The entire Back 40 area never takes a rider far from civilization, but the new Coler mountain bike preserve west of town is like a trip to another planet. This system is built around a small mountain with a handful of uphill routes that merge at a gigantic steel structure called the Hub. When complete, the Hub will send riders down ramps in all directions to a variety of downhill runs, including the relatively-safe jumps of the Fire Line and the stone-infused ledges of Rock Solid. Coler is home to Bentonville’s most intense double diamond trail, which is intimidating just to look at, but fun to experience vicariously as you watch young hucksters floating through the air off diving boards and step-ups. Coler is one of several locations where Progressive has teamed up with Copper Harbor rock star Aaron Rogers to construct the most gorgeous trail ever to hang off the side of a mountain.
The author’s son, Riley, explores rock options on Blowing Springs Trail.
On this trip, we ran out of time before we ran out of trail. Bentonville has nearly 100 miles of singletrack, with a plan to reach 150 miles in five years, and that doesn’t include highlights from the surrounding towns. In neighboring Rogers, Progressive finished the $3 million Railyard bike park, which offers as much variation as their forest trail. The Railyard connects to the Lake Atalanta singletrack, which is a short jaunt from the camping and smooth singletrack at Hobbs State Park.

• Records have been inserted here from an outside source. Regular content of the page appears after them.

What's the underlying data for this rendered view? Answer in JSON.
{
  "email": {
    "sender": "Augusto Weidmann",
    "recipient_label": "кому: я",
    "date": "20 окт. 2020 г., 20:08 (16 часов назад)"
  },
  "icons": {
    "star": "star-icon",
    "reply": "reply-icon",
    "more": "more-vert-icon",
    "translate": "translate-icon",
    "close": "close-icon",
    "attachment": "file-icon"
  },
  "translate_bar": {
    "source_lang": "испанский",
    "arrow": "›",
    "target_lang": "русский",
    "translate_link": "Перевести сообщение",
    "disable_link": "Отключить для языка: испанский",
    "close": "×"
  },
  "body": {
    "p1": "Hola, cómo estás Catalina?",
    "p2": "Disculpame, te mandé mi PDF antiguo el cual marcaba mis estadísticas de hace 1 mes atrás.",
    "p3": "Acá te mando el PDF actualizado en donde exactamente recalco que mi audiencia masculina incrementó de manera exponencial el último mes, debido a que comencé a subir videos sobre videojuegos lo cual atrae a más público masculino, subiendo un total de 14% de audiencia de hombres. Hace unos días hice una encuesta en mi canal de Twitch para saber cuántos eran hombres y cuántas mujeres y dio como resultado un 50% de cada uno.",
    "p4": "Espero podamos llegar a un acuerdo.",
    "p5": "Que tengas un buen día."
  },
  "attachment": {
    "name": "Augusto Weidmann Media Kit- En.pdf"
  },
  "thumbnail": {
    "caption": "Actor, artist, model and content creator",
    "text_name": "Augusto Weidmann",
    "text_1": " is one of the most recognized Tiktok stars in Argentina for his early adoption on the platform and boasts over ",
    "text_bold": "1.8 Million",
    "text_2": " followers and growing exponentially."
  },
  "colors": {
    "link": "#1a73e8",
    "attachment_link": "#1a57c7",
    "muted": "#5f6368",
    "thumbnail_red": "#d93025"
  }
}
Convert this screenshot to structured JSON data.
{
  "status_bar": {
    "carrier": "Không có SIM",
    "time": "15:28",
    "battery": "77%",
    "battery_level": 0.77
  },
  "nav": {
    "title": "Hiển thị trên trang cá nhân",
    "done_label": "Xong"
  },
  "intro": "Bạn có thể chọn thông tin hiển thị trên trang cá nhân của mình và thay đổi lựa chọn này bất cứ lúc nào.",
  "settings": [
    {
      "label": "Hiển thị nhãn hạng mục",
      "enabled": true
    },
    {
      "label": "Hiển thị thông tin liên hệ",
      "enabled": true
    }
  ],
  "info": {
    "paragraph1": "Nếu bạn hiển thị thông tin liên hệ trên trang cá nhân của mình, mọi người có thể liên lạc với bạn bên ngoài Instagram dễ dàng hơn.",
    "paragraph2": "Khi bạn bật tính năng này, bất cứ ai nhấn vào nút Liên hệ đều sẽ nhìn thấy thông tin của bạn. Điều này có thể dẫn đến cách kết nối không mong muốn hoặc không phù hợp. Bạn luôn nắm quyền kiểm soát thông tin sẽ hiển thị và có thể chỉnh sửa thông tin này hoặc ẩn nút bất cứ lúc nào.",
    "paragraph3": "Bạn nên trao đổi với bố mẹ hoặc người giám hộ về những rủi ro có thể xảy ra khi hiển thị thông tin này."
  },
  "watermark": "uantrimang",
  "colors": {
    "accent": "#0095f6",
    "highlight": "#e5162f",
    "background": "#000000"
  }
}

On my next trip to Bentonville, I’ll continue past the Pea Ridge Battlefield and White River to Lake Leatherwood, which offers camping and more than 20 miles of trail that some call a true downhill course. Further south, the locals favor the backcountry feel of the IMBA Epic at Buffalo River, which is also a destination for paddlers seeking Class III and IV whitewater and rock climbers who find the 400 routes at Horseshoe Canyon. Back in Fayetteville, the Kessler trails have hand-cut lines between boulders and over technical sandstone bluffs that some call typical Ozark trail. Whether the sandstone of Fayetteville or the loose chert of Bentonville, most of these trails drain well enough that they could even be ridden in rain if a rider was desperate.

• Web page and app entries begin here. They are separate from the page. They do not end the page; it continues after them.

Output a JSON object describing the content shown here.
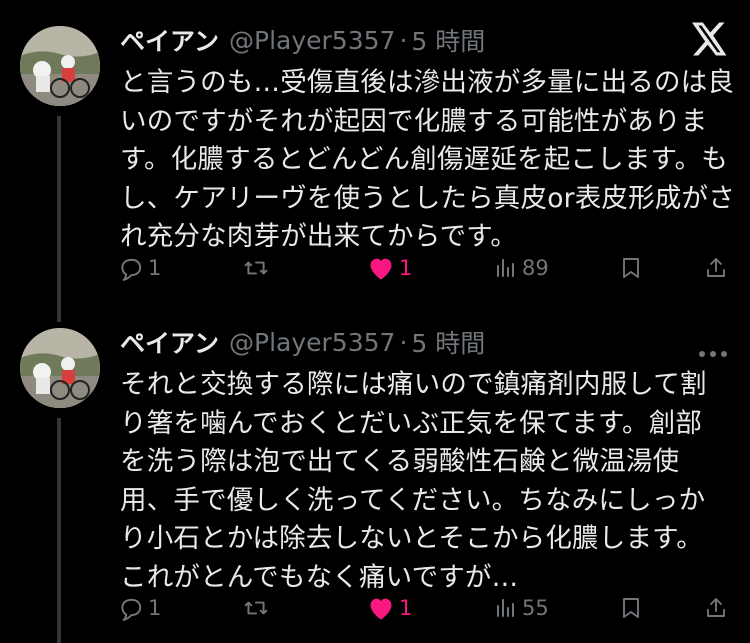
{
  "brand_logo": "x-logo",
  "tweets": [
    {
      "display_name": "ペイアン",
      "handle": "@Player5357",
      "separator": "·",
      "time": "5 時間",
      "text": "と言うのも…受傷直後は滲出液が多量に出るのは良\nいのですがそれが起因で化膿する可能性がありま\nす。化膿するとどんどん創傷遅延を起こします。も\nし、ケアリーヴを使うとしたら真皮or表皮形成がさ\nれ充分な肉芽が出来てからです。",
      "replies": "1",
      "retweets": "",
      "likes": "1",
      "views": "89",
      "liked": true
    },
    {
      "display_name": "ペイアン",
      "handle": "@Player5357",
      "separator": "·",
      "time": "5 時間",
      "text": "それと交換する際には痛いので鎮痛剤内服して割\nり箸を噛んでおくとだいぶ正気を保てます。創部\nを洗う際は泡で出てくる弱酸性石鹸と微温湯使\n用、手で優しく洗ってください。ちなみにしっか\nり小石とかは除去しないとそこから化膿します。\nこれがとんでもなく痛いですが…",
      "replies": "1",
      "retweets": "",
      "likes": "1",
      "views": "55",
      "liked": true
    }
  ],
  "colors": {
    "background": "#000000",
    "text": "#e7e9ea",
    "secondary": "#71767b",
    "like": "#f91880",
    "thread_line": "#333639"
  }
}
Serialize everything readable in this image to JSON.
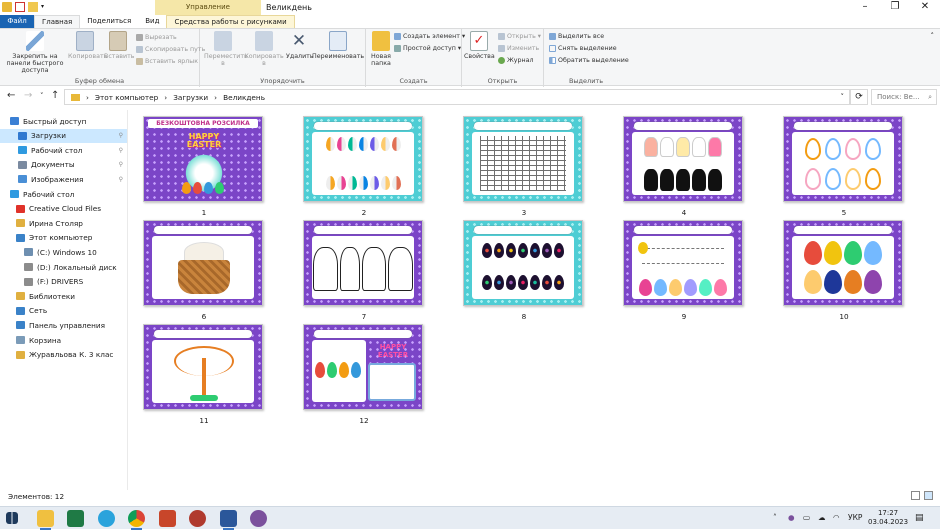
{
  "window": {
    "title": "Великдень",
    "context_tab": "Управление"
  },
  "ribbon_tabs": [
    {
      "label": "Файл"
    },
    {
      "label": "Главная"
    },
    {
      "label": "Поделиться"
    },
    {
      "label": "Вид"
    },
    {
      "label": "Средства работы с рисунками"
    }
  ],
  "ribbon": {
    "clipboard": {
      "label": "Буфер обмена",
      "pin": "Закрепить на панели быстрого доступа",
      "copy": "Копировать",
      "paste": "Вставить",
      "cut": "Вырезать",
      "copy_path": "Скопировать путь",
      "paste_shortcut": "Вставить ярлык"
    },
    "organize": {
      "label": "Упорядочить",
      "move": "Переместить в",
      "copy_to": "Копировать в",
      "delete": "Удалить",
      "rename": "Переименовать"
    },
    "create": {
      "label": "Создать",
      "new_folder": "Новая папка",
      "new_item": "Создать элемент",
      "easy_access": "Простой доступ"
    },
    "open": {
      "label": "Открыть",
      "properties": "Свойства",
      "open": "Открыть",
      "edit": "Изменить",
      "history": "Журнал"
    },
    "select": {
      "label": "Выделить",
      "select_all": "Выделить все",
      "select_none": "Снять выделение",
      "invert": "Обратить выделение"
    }
  },
  "address": {
    "crumbs": [
      "Этот компьютер",
      "Загрузки",
      "Великдень"
    ],
    "search_placeholder": "Поиск: Ве..."
  },
  "nav": [
    {
      "label": "Быстрый доступ",
      "color": "#3a7fd4"
    },
    {
      "label": "Загрузки",
      "color": "#2f78d0",
      "selected": true,
      "pinned": true
    },
    {
      "label": "Рабочий стол",
      "color": "#2f9ae0",
      "pinned": true
    },
    {
      "label": "Документы",
      "color": "#7a8aa0",
      "pinned": true
    },
    {
      "label": "Изображения",
      "color": "#4a8fd6",
      "pinned": true
    },
    {
      "label": "Рабочий стол",
      "color": "#2f9ae0"
    },
    {
      "label": "Creative Cloud Files",
      "color": "#e0322a"
    },
    {
      "label": "Ирина Столяр",
      "color": "#e0b040"
    },
    {
      "label": "Этот компьютер",
      "color": "#3a82c8"
    },
    {
      "label": "(C:) Windows 10",
      "color": "#6e8fb0"
    },
    {
      "label": "(D:) Локальный диск",
      "color": "#8c8c8c"
    },
    {
      "label": "(F:) DRIVERS",
      "color": "#8c8c8c"
    },
    {
      "label": "Библиотеки",
      "color": "#e0b040"
    },
    {
      "label": "Сеть",
      "color": "#3a82c8"
    },
    {
      "label": "Панель управления",
      "color": "#3a82c8"
    },
    {
      "label": "Корзина",
      "color": "#7b9bb8"
    },
    {
      "label": "Журавльова К. 3 клас",
      "color": "#e0b040"
    }
  ],
  "files": [
    {
      "label": "1",
      "cover_title": "БЕЗКОШТОВНА РОЗСИЛКА",
      "cover_text": "HAPPY EASTER"
    },
    {
      "label": "2"
    },
    {
      "label": "3"
    },
    {
      "label": "4"
    },
    {
      "label": "5"
    },
    {
      "label": "6"
    },
    {
      "label": "7"
    },
    {
      "label": "8"
    },
    {
      "label": "9"
    },
    {
      "label": "10"
    },
    {
      "label": "11"
    },
    {
      "label": "12",
      "cover_text": "HAPPY EASTER"
    }
  ],
  "status": {
    "items": "Элементов: 12"
  },
  "taskbar": {
    "time": "17:27",
    "date": "03.04.2023",
    "lang": "УКР"
  }
}
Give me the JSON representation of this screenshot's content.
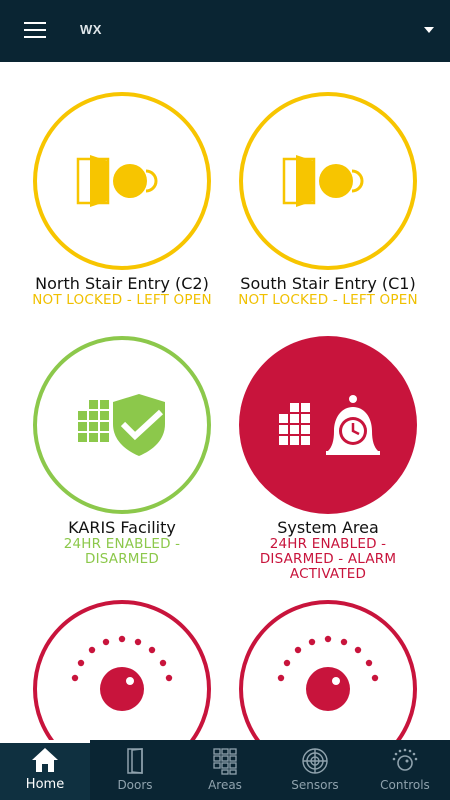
{
  "header": {
    "title": "WX",
    "menu_icon": "hamburger-icon",
    "dropdown_icon": "caret-down-icon"
  },
  "tiles": [
    {
      "name": "North Stair Entry (C2)",
      "status": "NOT LOCKED - LEFT OPEN",
      "icon": "door-unlocked-icon",
      "color": "#f7c500"
    },
    {
      "name": "South Stair Entry (C1)",
      "status": "NOT LOCKED - LEFT OPEN",
      "icon": "door-unlocked-icon",
      "color": "#f7c500"
    },
    {
      "name": "KARIS Facility",
      "status_line1": "24HR ENABLED -",
      "status_line2": "DISARMED",
      "icon": "area-disarmed-shield-icon",
      "color": "#8cc84b"
    },
    {
      "name": "System Area",
      "status_line1": "24HR ENABLED -",
      "status_line2": "DISARMED - ALARM",
      "status_line3": "ACTIVATED",
      "icon": "area-alarm-bell-icon",
      "color": "#c8143c"
    },
    {
      "icon": "control-dial-icon",
      "color": "#c8143c"
    },
    {
      "icon": "control-dial-icon",
      "color": "#c8143c"
    }
  ],
  "nav": {
    "items": [
      {
        "label": "Home",
        "icon": "home-icon",
        "active": true
      },
      {
        "label": "Doors",
        "icon": "door-icon"
      },
      {
        "label": "Areas",
        "icon": "areas-grid-icon"
      },
      {
        "label": "Sensors",
        "icon": "radar-icon"
      },
      {
        "label": "Controls",
        "icon": "dial-icon"
      }
    ]
  }
}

Progressive continues to build in the Ozarks, while their craft spreads across the country, notably in Aspen, Col., where they have built trail for several summers and Birmingham, Ala., where you can find their Jeckyll and Hyde downhill runs for three miles down Coldwater Mountain. They’ve been busy finishing the lift-accessible lines at Detroit Mountain, Minn., and have contributed to the Duluth Traverse that Woody believes is the best example of a city dedicated to singletrack outside of Bentonville itself. This May, Progressive will be sending Aaron Rogers to Sylvan Hill in Wausau to shape Wisconsin’s premier urban bike park. By August, the CWOCC club will be ready to cut the ribbon on four gravity runs plus a perimeter loop, skills park and pump track. Arkansas is a magnetic spring break destination, but up north we are blessed with a blossoming collection of progressive singletrack ourselves.

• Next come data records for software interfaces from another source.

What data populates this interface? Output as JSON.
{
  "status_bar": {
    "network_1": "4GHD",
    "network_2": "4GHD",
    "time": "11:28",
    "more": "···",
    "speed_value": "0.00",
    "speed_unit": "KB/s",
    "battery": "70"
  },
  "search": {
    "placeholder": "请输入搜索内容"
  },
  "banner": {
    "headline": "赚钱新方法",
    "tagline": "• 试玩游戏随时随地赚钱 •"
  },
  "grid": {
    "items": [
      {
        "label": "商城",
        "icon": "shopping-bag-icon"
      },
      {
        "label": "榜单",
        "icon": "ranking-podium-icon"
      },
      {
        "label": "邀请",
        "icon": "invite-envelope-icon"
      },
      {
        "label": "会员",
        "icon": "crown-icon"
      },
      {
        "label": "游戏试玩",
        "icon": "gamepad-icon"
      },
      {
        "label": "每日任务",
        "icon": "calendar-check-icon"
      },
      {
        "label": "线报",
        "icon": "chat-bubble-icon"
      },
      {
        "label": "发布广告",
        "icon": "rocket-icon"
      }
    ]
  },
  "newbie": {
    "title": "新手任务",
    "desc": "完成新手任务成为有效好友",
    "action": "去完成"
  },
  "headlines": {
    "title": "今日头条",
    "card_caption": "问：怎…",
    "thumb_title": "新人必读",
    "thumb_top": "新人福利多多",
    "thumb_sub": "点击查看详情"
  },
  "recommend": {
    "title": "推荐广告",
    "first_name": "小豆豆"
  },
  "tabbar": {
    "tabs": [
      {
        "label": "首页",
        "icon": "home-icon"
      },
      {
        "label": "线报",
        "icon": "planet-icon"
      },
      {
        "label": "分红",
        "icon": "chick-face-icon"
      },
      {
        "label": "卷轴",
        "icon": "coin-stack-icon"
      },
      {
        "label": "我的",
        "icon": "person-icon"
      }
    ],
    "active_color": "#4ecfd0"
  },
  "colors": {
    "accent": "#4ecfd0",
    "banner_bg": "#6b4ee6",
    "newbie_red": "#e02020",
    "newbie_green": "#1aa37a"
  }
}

Check out the skinny here:
This is the plan for Sylvan Hills that Aaron Rogers and Progressive Trail Designs will construct this summer in Wausau, set to open in August. Rogers is one of the shining trail-building stars with PTD, the company responsible for the Bentonville system.